Dietitians and nutritionists are experts in food and nutrition. Appalachian State University’s Nutrition and Foods (BS) - Dietetics degree prepares entry-level professionals to serve as competent experts in translating the science of food and nutrition to the enhancement of the health and well-being of individuals and groups and to the development of food consumer products and services for the public.
The dietetics concentration meets the requirements to prepare students for entrance into a Dietetic Internship, which is a major step toward becoming a Registered Dietitian.

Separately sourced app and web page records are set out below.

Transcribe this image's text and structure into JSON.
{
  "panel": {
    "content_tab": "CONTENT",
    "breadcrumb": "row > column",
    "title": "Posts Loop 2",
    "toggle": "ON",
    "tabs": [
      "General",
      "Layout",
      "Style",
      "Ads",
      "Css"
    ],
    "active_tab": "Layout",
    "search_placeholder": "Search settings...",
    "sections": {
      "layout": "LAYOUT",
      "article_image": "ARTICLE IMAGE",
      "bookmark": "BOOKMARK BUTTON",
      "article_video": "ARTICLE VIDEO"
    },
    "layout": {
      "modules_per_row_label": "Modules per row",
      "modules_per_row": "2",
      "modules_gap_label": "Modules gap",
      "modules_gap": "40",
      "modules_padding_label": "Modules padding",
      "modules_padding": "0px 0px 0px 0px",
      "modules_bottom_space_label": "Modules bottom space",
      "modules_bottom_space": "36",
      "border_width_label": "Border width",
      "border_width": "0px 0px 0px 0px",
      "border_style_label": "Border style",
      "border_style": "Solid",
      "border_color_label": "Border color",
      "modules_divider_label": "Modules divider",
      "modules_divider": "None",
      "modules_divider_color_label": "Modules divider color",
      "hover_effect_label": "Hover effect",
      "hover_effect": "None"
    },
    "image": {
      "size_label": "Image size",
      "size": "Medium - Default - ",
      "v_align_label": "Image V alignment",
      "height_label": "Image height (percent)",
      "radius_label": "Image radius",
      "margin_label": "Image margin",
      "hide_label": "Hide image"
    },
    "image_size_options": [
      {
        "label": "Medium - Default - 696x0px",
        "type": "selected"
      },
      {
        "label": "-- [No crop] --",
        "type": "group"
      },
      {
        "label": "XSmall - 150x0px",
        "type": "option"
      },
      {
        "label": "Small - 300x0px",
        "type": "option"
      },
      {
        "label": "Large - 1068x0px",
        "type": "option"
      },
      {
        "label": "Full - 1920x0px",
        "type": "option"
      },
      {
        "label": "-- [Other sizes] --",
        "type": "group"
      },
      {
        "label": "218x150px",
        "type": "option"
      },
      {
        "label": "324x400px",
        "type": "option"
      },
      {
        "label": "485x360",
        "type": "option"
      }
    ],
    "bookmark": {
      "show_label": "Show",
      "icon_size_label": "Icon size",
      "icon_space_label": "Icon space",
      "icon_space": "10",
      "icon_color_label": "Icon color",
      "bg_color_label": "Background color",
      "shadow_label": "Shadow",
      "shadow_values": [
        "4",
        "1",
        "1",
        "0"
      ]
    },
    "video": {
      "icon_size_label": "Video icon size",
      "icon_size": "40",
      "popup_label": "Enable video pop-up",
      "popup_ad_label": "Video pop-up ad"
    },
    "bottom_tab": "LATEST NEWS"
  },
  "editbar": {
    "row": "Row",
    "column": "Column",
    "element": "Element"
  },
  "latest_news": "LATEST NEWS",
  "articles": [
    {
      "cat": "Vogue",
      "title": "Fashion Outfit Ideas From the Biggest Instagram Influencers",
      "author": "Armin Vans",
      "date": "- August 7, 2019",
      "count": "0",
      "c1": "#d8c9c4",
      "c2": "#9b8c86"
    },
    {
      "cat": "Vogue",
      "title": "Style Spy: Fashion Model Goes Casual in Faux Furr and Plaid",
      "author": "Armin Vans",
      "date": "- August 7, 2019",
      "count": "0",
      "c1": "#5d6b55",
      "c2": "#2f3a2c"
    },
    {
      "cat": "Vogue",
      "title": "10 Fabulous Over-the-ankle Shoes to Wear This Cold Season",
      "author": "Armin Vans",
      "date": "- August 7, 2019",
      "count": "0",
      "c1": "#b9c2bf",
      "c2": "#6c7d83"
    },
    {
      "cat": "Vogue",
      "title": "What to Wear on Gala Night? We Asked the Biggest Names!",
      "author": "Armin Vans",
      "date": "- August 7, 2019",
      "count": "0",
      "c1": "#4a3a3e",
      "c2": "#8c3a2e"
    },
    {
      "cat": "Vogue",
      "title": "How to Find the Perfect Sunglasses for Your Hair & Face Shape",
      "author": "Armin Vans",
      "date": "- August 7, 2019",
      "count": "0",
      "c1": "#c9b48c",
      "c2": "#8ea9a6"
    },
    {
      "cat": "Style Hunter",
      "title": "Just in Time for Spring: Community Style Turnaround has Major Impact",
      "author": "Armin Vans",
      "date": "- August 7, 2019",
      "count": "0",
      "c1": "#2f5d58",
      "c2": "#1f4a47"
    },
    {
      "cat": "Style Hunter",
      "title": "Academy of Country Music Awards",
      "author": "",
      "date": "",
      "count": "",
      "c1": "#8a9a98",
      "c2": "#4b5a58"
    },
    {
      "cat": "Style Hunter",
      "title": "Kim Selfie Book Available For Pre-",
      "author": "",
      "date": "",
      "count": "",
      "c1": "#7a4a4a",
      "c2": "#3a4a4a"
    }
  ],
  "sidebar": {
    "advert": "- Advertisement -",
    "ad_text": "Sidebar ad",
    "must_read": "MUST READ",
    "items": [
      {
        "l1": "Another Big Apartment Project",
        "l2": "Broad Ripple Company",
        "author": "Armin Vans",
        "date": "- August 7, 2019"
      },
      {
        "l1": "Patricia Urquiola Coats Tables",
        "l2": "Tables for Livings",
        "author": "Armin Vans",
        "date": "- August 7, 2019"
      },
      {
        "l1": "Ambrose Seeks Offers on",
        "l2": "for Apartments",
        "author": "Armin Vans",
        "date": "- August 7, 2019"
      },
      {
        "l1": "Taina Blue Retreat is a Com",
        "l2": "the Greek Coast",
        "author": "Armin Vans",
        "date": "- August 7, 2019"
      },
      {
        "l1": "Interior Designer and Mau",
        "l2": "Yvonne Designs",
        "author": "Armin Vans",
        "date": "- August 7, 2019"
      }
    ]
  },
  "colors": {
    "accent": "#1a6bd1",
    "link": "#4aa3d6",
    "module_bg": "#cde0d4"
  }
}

Nutrition and dietetics is a rapidly expanding field. The U.S. Department of Labor Bureau of Labor Statistics projects employment in this career field to grow 21% by 2022, faster than average for all occupations. The role of food in preventative medicine is now well known and the need for dietitians is on the rise.
To become a registered dietitian, you do not currently need a master’s degree, but you do need to complete a post-baccalaureate dietetic internship. Some schools offer these independently, but Appalachian combined the two experiences into one convenient program.
Employment: Most students will pursue their Registered Dietician license and go to work in hospitals, private medical practices or health departments. Some may choose to specialize in particular medical issues, such as cancer or diabetes, and align themselves with clinics focused on those areas.
Students not choosing to pursue the Registered Dietitian credential find work in public health, such as WIC or SNAP programs, or in community organizations such as the YMCA. The Dietetic Technician Registered (DTR) is a credential that all graduates are eligible to obtain and may be of interest for these areas of practice. Appalachian dietetics graduates have also worked for many third-party companies that provide nutrition and dietetics services to hospital systems, such as Morrison or Sodexo. Many students have also been interested in sustainability and whole foods, which has led to employment with local food cooperatives and sustainable “farm to table” organizations.
Graduate School: Graduates with this major may choose to pursue advanced study to become a registered dietician or obtain a graduate degree in business or hospitality management. Many undergraduates also pursue master’s degrees in related fields, such as public health, nursing or physician assistant programs. Appalachian offers a master’s degree in Nutrition.
This is a program that leads to licensure or certification. Appalachian State University cannot confirm whether this program will meet the requirements for professional licensure in other states or territories.
If this applies to you, check the Commission on Dietetic Registration for information on licensure requirements and licensing agencies in other states. Or, you may address questions to State Authorization at Appalachian at firstname.lastname@example.org or 828-262-7559.
Core courses include:
- Basic Food Science
- Nutrition and Health
- Organization and Management in Food Service
- Nutrition Assessment
- Profession of Dietetics
- Food Purchasing and Product Mgmt.
- Nutrition and the Life Cycle
- Nutrition Counseling
- Advanced Nutrition I
- Advanced Nutrition II
- Medical Nutrition Therapy I
- Medical Nutrition Therapy II
- Foodsystems/Dietetics Administration
- Quantity Food Production
- Medical Terminology/Records
- Community Nutrition
- Professional Development
The dietetics concentration has a very rigid course structure and does not offer many opportunities for minors in other disciplines. However, it is possible, and dietetics students who do pursue minors often choose Exercise Science, Health Promotion or a related field.
Engagement Outside the Classroom
Appalachian Student Dietetics Association (ASDA) - an active professional and academic organization that focuses on promoting nutrition and health within the community and on campus.
Appalachian is committed to introducing students to different cultures and teaching them how to live and interact in a global society.
There are no admission requirements beyond admission to Appalachian State University.
- Since the beginning of the dietetics program at Appalachian, the emphasis has been on general dietetics in order to meet the needs of the region.
- Appalachian’s program requires a 300-hour undergraduate internship in dietetics before graduation. The internship gives students vastly more hands-on experience during their undergraduate education than other programs in the region.
- The average match rate for students wishing to pursue a Dietetic Internship in 2017 was 67% (well above the national average). The first-time pass rate for the Registered Dietitian exam is 92% for Appalachian graduates.
- The program is accredited by the Accreditation Council for Education in Nutrition and Dietetics of The Academy of Nutrition and Dietetics.
- Alumni support the program by providing training opportunities for students in the undergraduate internship and serving as guest speakers on campus. In fact, nearly every Registered Dietitian in the local district has a relationship or connection with the Nutrition and Foods program at Appalachian.
- This program is housed in the Department of Nutrition and Health Care Management.
Number of Students
Approximately 275 in the two Nutrition and Foods (BS) concentrations combined.
Method of Delivery
On campus only